Such a wonderful book to read but terrible to hear. This book and all its fantastic characters need to b voiced by that voice in your head. I'm an incredible fan of the original work but this audio attempt makes all the characters feel bratty and childish. The original humor falls flat and this thorough read becomes a chore to listen to.. stay away from this and buy a physical copy.
You can spent the rest of your life trying to figure this book out.
Perfectly crystallizes themes of isolation, addiction, free will, and lampoons the "American Dream" taken ad absurdum.
To put it simply, DFW can have a book this long. As long as it is, it tugs at you. It calls you to return to it, because he was that good.
This isn't the sort of book your read for plot. And, if and when you finish it, see if you can figure out the plot. There are plenty of stories out there, this one is essentially made up of memorable vignettes.
All of them. He made the book a 50+ hour 1 man play. Outstanding.
DFW writes about depression in a way that can break your heart. He's also got some of the funniest lines I've ever read, ever.
Holy beautiful super long, deservedly long, hilarious, insightful, thoughtful, total genius, crazy lovely sadness. Thank goodness the audio exists as many more will be able to spend that much time with the sorely missed DFW.
This isn't the madness of Pynchon nor the ... This is DFW.
Give him a try. He may surprise you.
A treat. Brilliant reading of the most earth-shaking English prose in the last 30 (or more) years. David Foster Wallace is incomparable, and Sean Pratt's reading is dynamic and flexible - the only flaw being the end-notes which are not read, but which you have to read yourself (you receive a PDF-file when buying the audiobook). And yes, it's long, but it's well worth the time.
"Spectacular - don't be daunted"
This is what audiobooks are for - listening to great, daunting seeming books you'd never read. This book is spectacular. You can't expect to have the loose ends tied up, or to know what's going on half the time, but you can expect to be gripped and thoroughly entertained and to fall into a different world. Definitely worth listening to.
"A Real Epic!"
Downloaded this to listen to while I exercise and it's a real page-turner, so to speak!
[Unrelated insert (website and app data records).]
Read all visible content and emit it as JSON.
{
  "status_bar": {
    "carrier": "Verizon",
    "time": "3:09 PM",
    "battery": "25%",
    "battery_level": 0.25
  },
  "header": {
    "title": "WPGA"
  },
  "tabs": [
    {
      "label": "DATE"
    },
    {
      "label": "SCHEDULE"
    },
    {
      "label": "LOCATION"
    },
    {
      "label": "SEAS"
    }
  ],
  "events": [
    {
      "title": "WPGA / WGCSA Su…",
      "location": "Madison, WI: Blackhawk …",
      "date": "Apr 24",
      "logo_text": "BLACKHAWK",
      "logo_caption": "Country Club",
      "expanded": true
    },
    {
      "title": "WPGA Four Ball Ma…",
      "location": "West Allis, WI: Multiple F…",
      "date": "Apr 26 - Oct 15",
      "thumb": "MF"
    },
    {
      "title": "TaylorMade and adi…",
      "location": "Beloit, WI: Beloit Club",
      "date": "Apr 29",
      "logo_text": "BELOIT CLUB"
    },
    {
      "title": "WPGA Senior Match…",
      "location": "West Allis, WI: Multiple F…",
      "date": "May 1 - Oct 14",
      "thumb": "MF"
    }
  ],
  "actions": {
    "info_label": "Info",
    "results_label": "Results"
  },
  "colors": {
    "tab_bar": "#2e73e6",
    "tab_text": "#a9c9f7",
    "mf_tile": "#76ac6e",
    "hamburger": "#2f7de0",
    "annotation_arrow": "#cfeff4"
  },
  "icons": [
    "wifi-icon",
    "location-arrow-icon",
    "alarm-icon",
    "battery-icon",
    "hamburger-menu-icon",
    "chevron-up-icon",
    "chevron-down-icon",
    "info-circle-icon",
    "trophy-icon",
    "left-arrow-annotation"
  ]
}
Definitely worth using a credit for, give it a go!
Report Inappropriate Content
If you find this review inappropriate and think it should be removed from our site, let us know. This report will be reviewed by Audible and we will take appropriate action.